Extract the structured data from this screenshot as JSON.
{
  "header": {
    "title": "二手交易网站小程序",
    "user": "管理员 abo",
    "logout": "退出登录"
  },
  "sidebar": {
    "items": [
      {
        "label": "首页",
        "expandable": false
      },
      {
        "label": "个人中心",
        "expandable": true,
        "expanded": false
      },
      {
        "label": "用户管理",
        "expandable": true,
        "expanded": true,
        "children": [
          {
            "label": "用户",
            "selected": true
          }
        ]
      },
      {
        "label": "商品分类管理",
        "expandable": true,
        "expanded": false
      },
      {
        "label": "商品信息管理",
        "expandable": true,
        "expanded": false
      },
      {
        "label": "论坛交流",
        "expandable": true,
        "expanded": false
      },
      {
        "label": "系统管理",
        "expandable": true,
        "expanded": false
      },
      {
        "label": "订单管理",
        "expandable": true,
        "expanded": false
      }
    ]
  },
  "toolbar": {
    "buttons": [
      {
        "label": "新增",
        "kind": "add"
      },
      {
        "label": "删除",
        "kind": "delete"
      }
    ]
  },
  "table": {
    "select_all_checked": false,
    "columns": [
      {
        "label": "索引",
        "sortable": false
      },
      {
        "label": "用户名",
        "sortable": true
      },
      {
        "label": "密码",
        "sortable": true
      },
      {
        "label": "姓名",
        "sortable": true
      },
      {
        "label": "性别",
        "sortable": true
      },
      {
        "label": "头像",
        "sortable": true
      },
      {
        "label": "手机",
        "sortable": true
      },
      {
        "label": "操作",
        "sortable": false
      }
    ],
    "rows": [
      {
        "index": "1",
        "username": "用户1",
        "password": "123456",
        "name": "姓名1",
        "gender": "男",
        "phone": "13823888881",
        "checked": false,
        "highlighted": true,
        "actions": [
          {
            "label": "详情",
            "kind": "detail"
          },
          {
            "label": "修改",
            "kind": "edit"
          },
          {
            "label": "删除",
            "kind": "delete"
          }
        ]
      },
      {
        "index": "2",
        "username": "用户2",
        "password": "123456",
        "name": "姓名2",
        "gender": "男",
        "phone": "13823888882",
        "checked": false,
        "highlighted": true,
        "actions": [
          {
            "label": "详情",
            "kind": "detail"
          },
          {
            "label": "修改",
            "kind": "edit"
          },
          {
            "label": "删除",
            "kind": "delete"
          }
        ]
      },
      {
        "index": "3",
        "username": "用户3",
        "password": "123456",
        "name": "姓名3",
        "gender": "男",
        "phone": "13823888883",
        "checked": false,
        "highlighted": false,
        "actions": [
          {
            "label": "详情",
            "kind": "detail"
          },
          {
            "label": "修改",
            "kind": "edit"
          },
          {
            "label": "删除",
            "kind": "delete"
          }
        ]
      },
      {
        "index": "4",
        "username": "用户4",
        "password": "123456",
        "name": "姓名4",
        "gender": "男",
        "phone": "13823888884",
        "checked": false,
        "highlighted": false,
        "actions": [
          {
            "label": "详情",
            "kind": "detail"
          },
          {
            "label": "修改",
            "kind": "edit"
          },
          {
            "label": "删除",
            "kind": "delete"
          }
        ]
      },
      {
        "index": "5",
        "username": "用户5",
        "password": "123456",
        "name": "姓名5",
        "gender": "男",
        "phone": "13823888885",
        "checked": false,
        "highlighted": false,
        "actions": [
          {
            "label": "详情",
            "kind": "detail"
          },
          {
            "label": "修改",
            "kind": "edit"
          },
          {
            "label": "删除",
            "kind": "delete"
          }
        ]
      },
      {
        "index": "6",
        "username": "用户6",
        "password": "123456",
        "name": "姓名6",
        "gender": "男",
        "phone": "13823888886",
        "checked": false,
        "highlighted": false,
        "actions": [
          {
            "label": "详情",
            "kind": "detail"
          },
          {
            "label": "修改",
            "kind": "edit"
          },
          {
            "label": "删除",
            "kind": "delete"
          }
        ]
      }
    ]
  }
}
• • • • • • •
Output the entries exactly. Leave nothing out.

Reply =
Extract the structured data from this screenshot as JSON.
{
  "header": {
    "title": "二手交易网站小程序",
    "user": "管理员 abo",
    "logout": "退出登录"
  },
  "sidebar": {
    "items": [
      {
        "label": "首页",
        "expandable": false
      },
      {
        "label": "个人中心",
        "expandable": true,
        "expanded": false
      },
      {
        "label": "用户管理",
        "expandable": true,
        "expanded": true,
        "children": [
          {
            "label": "用户",
            "selected": true
          }
        ]
      },
      {
        "label": "商品分类管理",
        "expandable": true,
        "expanded": false
      },
      {
        "label": "商品信息管理",
        "expandable": true,
        "expanded": false
      },
      {
        "label": "论坛交流",
        "expandable": true,
        "expanded": false
      },
      {
        "label": "系统管理",
        "expandable": true,
        "expanded": false
      },
      {
        "label": "订单管理",
        "expandable": true,
        "expanded": false
      }
    ]
  },
  "toolbar": {
    "buttons": [
      {
        "label": "新增",
        "kind": "add"
      },
      {
        "label": "删除",
        "kind": "delete"
      }
    ]
  },
  "table": {
    "select_all_checked": false,
    "columns": [
      {
        "label": "索引",
        "sortable": false
      },
      {
        "label": "用户名",
        "sortable": true
      },
      {
        "label": "密码",
        "sortable": true
      },
      {
        "label": "姓名",
        "sortable": true
      },
      {
        "label": "性别",
        "sortable": true
      },
      {
        "label": "头像",
        "sortable": true
      },
      {
        "label": "手机",
        "sortable": true
      },
      {
        "label": "操作",
        "sortable": false
      }
    ],
    "rows": [
      {
        "index": "1",
        "username": "用户1",
        "password": "123456",
        "name": "姓名1",
        "gender": "男",
        "phone": "13823888881",
        "checked": false,
        "highlighted": true,
        "actions": [
          {
            "label": "详情",
            "kind": "detail"
          },
          {
            "label": "修改",
            "kind": "edit"
          },
          {
            "label": "删除",
            "kind": "delete"
          }
        ]
      },
      {
        "index": "2",
        "username": "用户2",
        "password": "123456",
        "name": "姓名2",
        "gender": "男",
        "phone": "13823888882",
        "checked": false,
        "highlighted": true,
        "actions": [
          {
            "label": "详情",
            "kind": "detail"
          },
          {
            "label": "修改",
            "kind": "edit"
          },
          {
            "label": "删除",
            "kind": "delete"
          }
        ]
      },
      {
        "index": "3",
        "username": "用户3",
        "password": "123456",
        "name": "姓名3",
        "gender": "男",
        "phone": "13823888883",
        "checked": false,
        "highlighted": false,
        "actions": [
          {
            "label": "详情",
            "kind": "detail"
          },
          {
            "label": "修改",
            "kind": "edit"
          },
          {
            "label": "删除",
            "kind": "delete"
          }
        ]
      },
      {
        "index": "4",
        "username": "用户4",
        "password": "123456",
        "name": "姓名4",
        "gender": "男",
        "phone": "13823888884",
        "checked": false,
        "highlighted": false,
        "actions": [
          {
            "label": "详情",
            "kind": "detail"
          },
          {
            "label": "修改",
            "kind": "edit"
          },
          {
            "label": "删除",
            "kind": "delete"
          }
        ]
      },
      {
        "index": "5",
        "username": "用户5",
        "password": "123456",
        "name": "姓名5",
        "gender": "男",
        "phone": "13823888885",
        "checked": false,
        "highlighted": false,
        "actions": [
          {
            "label": "详情",
            "kind": "detail"
          },
          {
            "label": "修改",
            "kind": "edit"
          },
          {
            "label": "删除",
            "kind": "delete"
          }
        ]
      },
      {
        "index": "6",
        "username": "用户6",
        "password": "123456",
        "name": "姓名6",
        "gender": "男",
        "phone": "13823888886",
        "checked": false,
        "highlighted": false,
        "actions": [
          {
            "label": "详情",
            "kind": "detail"
          },
          {
            "label": "修改",
            "kind": "edit"
          },
          {
            "label": "删除",
            "kind": "delete"
          }
        ]
      }
    ]
  }
}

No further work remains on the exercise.